> [Exercise aim] Each line from the material with the word "text" in it must be copied.

:: Entries supplied

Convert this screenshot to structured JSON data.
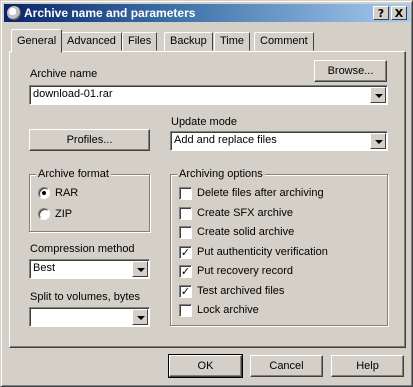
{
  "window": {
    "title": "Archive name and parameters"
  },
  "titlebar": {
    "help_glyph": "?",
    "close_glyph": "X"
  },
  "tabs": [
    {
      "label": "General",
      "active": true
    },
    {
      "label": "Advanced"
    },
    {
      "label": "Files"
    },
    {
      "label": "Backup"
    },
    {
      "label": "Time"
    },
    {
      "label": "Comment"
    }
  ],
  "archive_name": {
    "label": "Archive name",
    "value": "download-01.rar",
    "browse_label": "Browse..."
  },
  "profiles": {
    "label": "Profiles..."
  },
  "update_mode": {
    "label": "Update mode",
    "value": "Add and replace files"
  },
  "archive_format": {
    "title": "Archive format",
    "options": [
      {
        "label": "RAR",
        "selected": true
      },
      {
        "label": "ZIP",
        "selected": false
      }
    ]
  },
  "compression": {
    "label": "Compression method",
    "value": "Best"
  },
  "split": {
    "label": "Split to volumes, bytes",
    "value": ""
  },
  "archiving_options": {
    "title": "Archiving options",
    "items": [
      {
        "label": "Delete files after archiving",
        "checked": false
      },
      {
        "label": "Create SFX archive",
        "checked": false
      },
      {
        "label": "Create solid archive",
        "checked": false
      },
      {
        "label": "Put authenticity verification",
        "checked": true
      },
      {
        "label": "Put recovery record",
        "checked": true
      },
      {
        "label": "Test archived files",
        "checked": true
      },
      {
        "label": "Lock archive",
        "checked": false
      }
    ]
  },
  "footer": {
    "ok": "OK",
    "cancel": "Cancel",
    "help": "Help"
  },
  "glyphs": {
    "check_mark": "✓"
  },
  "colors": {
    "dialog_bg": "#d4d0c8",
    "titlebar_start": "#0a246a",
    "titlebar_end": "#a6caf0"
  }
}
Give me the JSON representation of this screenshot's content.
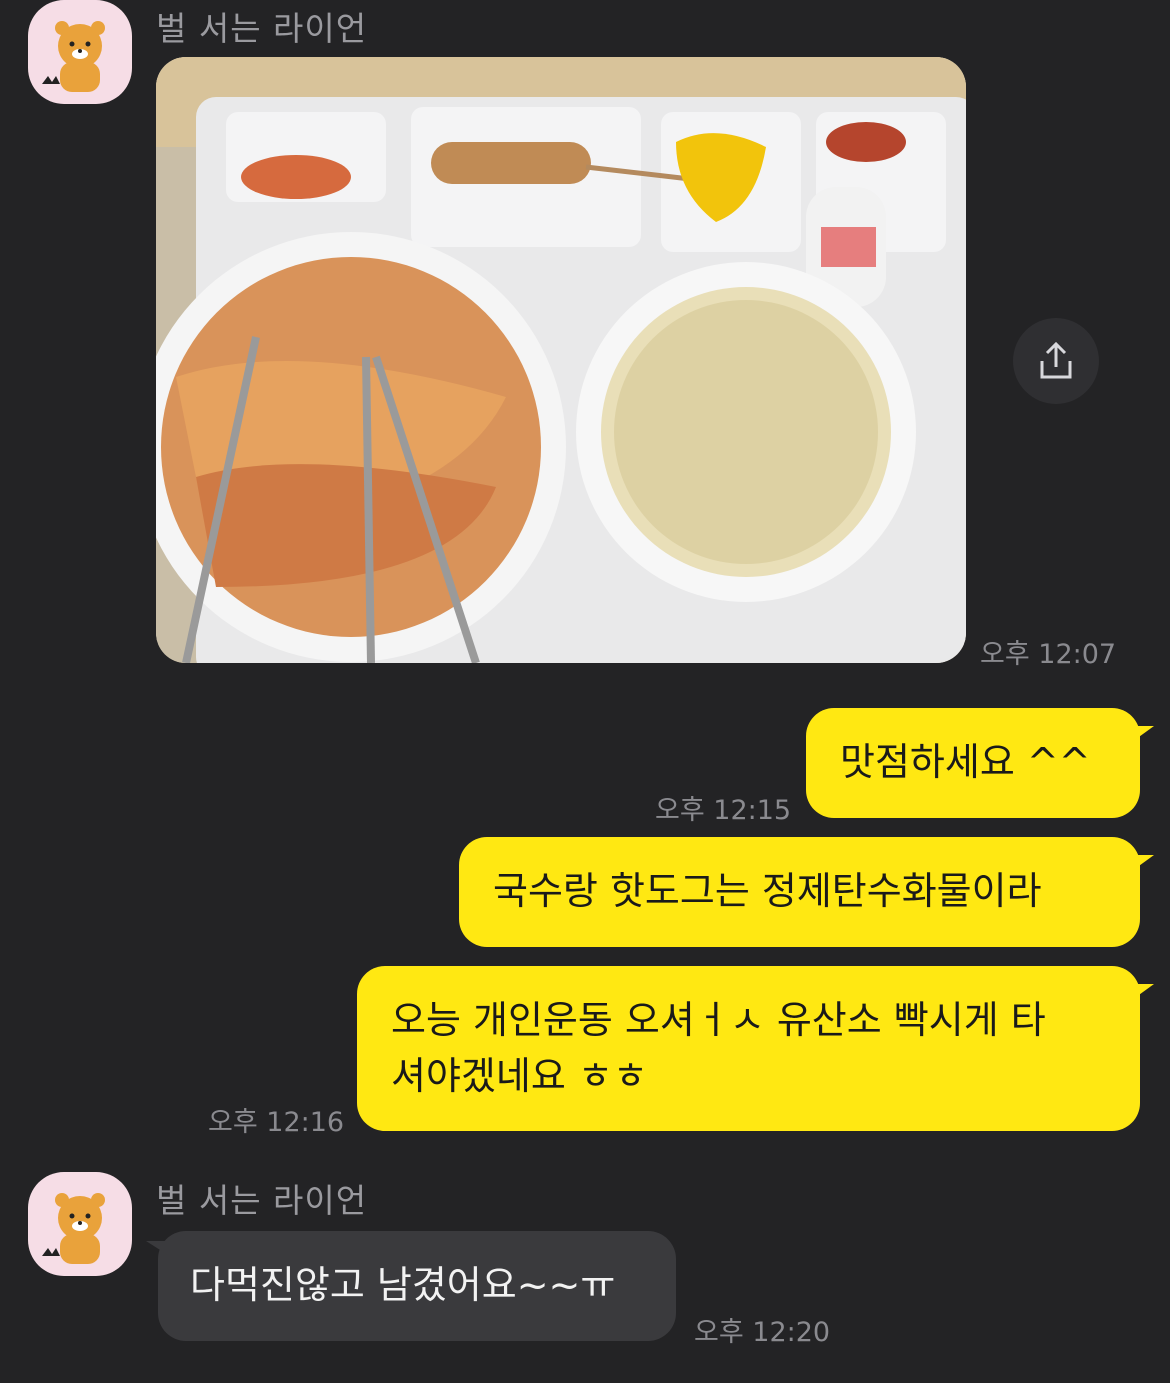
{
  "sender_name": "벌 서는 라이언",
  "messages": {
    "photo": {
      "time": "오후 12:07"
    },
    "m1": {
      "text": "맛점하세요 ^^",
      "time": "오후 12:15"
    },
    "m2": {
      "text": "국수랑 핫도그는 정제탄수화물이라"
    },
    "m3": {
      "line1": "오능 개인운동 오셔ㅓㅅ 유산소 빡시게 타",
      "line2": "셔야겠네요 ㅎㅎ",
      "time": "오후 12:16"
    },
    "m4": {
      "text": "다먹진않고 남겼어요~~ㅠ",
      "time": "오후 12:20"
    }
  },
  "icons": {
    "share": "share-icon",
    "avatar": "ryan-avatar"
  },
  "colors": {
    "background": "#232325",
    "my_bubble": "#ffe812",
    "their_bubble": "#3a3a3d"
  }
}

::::

> [Problem solution]
      "text": "맛점하세요 ^^",
      "text": "국수랑 핫도그는 정제탄수화물이라"
      "text": "다먹진않고 남겼어요~~ㅠ",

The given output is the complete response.